## TASK OBJECTIVE
Write out the whole listing again, exactly as given.

## DATASET
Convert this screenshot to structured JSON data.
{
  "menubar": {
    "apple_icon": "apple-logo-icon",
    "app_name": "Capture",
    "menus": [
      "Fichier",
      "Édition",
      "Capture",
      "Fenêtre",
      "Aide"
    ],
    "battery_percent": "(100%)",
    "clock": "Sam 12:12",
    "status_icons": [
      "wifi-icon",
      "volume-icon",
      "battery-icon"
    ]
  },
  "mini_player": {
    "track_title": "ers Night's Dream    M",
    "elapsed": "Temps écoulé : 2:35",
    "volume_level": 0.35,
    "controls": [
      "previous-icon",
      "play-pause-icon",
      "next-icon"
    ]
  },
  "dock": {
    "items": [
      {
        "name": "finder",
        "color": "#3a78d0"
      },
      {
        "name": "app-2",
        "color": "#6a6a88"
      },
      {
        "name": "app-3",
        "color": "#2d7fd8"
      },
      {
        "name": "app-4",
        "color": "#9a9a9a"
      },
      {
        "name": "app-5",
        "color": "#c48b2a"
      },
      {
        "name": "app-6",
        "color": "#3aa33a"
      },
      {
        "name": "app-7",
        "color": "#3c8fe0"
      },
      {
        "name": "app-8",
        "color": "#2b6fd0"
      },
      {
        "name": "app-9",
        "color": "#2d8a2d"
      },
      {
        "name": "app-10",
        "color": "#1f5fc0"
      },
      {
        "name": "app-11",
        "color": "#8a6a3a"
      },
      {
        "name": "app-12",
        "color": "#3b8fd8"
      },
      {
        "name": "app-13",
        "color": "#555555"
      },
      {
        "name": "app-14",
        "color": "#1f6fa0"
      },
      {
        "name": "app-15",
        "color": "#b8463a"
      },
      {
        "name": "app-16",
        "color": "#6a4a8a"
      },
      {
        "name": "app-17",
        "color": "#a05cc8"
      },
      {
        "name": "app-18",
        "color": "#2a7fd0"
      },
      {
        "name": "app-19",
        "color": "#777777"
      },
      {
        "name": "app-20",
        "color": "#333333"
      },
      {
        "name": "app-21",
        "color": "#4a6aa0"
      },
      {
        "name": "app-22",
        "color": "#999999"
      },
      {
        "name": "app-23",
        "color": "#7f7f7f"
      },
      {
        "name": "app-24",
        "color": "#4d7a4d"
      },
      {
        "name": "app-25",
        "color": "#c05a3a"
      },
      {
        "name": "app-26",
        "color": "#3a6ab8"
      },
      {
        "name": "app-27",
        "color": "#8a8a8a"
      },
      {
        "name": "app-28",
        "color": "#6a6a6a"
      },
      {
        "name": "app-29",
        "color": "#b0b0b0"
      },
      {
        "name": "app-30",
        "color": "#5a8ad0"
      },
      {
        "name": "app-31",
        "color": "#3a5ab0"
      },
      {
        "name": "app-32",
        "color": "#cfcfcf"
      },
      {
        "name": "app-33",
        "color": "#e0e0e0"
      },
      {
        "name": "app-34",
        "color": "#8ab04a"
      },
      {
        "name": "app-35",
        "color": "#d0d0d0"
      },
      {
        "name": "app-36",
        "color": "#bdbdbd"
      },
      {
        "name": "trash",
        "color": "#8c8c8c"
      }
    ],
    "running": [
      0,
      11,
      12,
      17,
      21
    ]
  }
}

## EXPECTED ANSWER
Convert this screenshot to structured JSON data.
{
  "menubar": {
    "apple_icon": "apple-logo-icon",
    "app_name": "Capture",
    "menus": [
      "Fichier",
      "Édition",
      "Capture",
      "Fenêtre",
      "Aide"
    ],
    "battery_percent": "(100%)",
    "clock": "Sam 12:12",
    "status_icons": [
      "wifi-icon",
      "volume-icon",
      "battery-icon"
    ]
  },
  "mini_player": {
    "track_title": "ers Night's Dream    M",
    "elapsed": "Temps écoulé : 2:35",
    "volume_level": 0.35,
    "controls": [
      "previous-icon",
      "play-pause-icon",
      "next-icon"
    ]
  },
  "dock": {
    "items": [
      {
        "name": "finder",
        "color": "#3a78d0"
      },
      {
        "name": "app-2",
        "color": "#6a6a88"
      },
      {
        "name": "app-3",
        "color": "#2d7fd8"
      },
      {
        "name": "app-4",
        "color": "#9a9a9a"
      },
      {
        "name": "app-5",
        "color": "#c48b2a"
      },
      {
        "name": "app-6",
        "color": "#3aa33a"
      },
      {
        "name": "app-7",
        "color": "#3c8fe0"
      },
      {
        "name": "app-8",
        "color": "#2b6fd0"
      },
      {
        "name": "app-9",
        "color": "#2d8a2d"
      },
      {
        "name": "app-10",
        "color": "#1f5fc0"
      },
      {
        "name": "app-11",
        "color": "#8a6a3a"
      },
      {
        "name": "app-12",
        "color": "#3b8fd8"
      },
      {
        "name": "app-13",
        "color": "#555555"
      },
      {
        "name": "app-14",
        "color": "#1f6fa0"
      },
      {
        "name": "app-15",
        "color": "#b8463a"
      },
      {
        "name": "app-16",
        "color": "#6a4a8a"
      },
      {
        "name": "app-17",
        "color": "#a05cc8"
      },
      {
        "name": "app-18",
        "color": "#2a7fd0"
      },
      {
        "name": "app-19",
        "color": "#777777"
      },
      {
        "name": "app-20",
        "color": "#333333"
      },
      {
        "name": "app-21",
        "color": "#4a6aa0"
      },
      {
        "name": "app-22",
        "color": "#999999"
      },
      {
        "name": "app-23",
        "color": "#7f7f7f"
      },
      {
        "name": "app-24",
        "color": "#4d7a4d"
      },
      {
        "name": "app-25",
        "color": "#c05a3a"
      },
      {
        "name": "app-26",
        "color": "#3a6ab8"
      },
      {
        "name": "app-27",
        "color": "#8a8a8a"
      },
      {
        "name": "app-28",
        "color": "#6a6a6a"
      },
      {
        "name": "app-29",
        "color": "#b0b0b0"
      },
      {
        "name": "app-30",
        "color": "#5a8ad0"
      },
      {
        "name": "app-31",
        "color": "#3a5ab0"
      },
      {
        "name": "app-32",
        "color": "#cfcfcf"
      },
      {
        "name": "app-33",
        "color": "#e0e0e0"
      },
      {
        "name": "app-34",
        "color": "#8ab04a"
      },
      {
        "name": "app-35",
        "color": "#d0d0d0"
      },
      {
        "name": "app-36",
        "color": "#bdbdbd"
      },
      {
        "name": "trash",
        "color": "#8c8c8c"
      }
    ],
    "running": [
      0,
      11,
      12,
      17,
      21
    ]
  }
}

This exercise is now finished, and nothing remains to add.